The big national news
This is one of the biggest news events in Finland right now. A big psychotherapy provider had a massive data breach, and now they and their patients are blackmailed. Reportedly, some records have already been published on the dark net.
The human cost is staggering: thousands of people have to live with the knowledge that their most private problems may be released to the public, and many can expect to get in real trouble over them. Those same thousands have to take action to prevent criminals from abusing their identity by setting up legal restrictions that will inconvenience themselves, not just criminals.
Based on current reports, which are questionable at best, the patient records existed some years ago on a publicly accessible database with the user name "root" and the password "root". If accurate, it reveals a staggering level of incompetence from the people responsible for operating the system; a truly unforgivable mistake.
We Programmers Are the First Line of Defense
In the modern practice of devops, we as programmers frequently have to operate the services that we write. Thus, we cannot smugly stand aside and say that it's not our problem.

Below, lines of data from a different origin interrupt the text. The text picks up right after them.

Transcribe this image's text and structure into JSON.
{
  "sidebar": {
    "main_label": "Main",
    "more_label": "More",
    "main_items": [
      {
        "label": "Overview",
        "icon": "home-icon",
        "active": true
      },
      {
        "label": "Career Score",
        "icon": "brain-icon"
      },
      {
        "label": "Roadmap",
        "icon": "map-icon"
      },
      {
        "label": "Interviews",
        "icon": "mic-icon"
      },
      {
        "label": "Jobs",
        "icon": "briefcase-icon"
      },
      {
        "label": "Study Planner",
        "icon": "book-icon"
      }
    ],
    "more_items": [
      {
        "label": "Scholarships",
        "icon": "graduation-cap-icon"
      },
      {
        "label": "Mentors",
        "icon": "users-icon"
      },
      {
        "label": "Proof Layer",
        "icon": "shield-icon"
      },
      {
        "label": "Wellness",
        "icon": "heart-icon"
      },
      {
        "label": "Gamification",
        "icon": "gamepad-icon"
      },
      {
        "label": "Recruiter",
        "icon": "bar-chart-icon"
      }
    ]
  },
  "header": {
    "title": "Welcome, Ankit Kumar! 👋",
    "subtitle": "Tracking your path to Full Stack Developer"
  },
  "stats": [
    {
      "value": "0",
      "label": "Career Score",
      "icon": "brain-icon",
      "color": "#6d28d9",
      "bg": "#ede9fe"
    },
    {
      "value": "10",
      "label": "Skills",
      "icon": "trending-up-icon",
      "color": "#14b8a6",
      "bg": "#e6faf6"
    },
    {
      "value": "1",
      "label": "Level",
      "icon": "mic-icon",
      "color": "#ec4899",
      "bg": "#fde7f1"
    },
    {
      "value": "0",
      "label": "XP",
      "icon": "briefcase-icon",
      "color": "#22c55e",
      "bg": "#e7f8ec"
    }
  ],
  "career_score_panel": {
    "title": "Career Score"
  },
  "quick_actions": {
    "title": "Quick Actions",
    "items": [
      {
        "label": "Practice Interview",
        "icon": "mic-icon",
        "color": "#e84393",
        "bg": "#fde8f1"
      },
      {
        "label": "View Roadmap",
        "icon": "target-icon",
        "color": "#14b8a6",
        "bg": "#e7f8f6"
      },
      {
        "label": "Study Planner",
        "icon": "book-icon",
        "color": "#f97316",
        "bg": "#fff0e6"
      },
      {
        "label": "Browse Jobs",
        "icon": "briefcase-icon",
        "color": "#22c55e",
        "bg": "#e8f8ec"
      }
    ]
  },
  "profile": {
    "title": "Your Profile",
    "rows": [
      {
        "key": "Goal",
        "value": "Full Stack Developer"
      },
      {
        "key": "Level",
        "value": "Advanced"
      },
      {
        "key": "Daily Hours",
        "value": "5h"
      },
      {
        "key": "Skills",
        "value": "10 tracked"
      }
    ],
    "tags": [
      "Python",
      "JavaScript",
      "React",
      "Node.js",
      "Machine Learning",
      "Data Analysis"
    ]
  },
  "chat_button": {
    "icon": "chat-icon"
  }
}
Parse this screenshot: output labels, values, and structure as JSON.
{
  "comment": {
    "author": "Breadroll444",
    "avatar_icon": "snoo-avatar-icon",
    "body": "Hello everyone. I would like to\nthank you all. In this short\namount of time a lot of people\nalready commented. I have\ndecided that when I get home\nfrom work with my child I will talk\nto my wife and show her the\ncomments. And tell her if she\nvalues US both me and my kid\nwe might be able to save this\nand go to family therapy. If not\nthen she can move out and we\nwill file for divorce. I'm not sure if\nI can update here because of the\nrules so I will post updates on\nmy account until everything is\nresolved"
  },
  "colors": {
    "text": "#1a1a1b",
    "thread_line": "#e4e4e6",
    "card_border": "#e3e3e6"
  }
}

Frankly, we developers are more likely to mess operations up than ops specialists ever will; when you set up your database, do you know it well enough to confidently state (and be correct) that it will not have a default "root" user with the default "root" password?
We the programmers are the first line of defense in almost everything. We write the microservice that responds to a public endpoint and transforms it into an SQL statement.
We make sure there is no SQL injection vulnerability in that microservice.
We make sure we do not turn a part of the request into a regular expression that we feed to a run-of-the-mill regex engine. You did know that regex interpretation (as commonly implemented) is exponential in the worst case, right? It allows an attacker to deny your classical deployment's service and, in a serverless environment, deny your employer its wallet.
There are unforgivable mistakes that a programmer can make. That term was defined over a decade ago by Steve Christey Coley, a world leading expert in software vulnerabilities. In his telling, a mistake is unforgivable when a lot of people have made it before and it is obvious, well documented, easily exploited, and easily detected in a code review. Back then, he listed 13 of them.
The root/root username and password combination was number 12 on the list. In 2007.
Go read the paper right now, even if you have before. You do not want to make an unforgivable mistake.
As as generalist programmers, we must always remember that there are cross-cutting concerns like security and privacy that remain there no matter what specialty we work in. We must also remember that in security we are fighting intelligent adversaries. They learn, and so must we.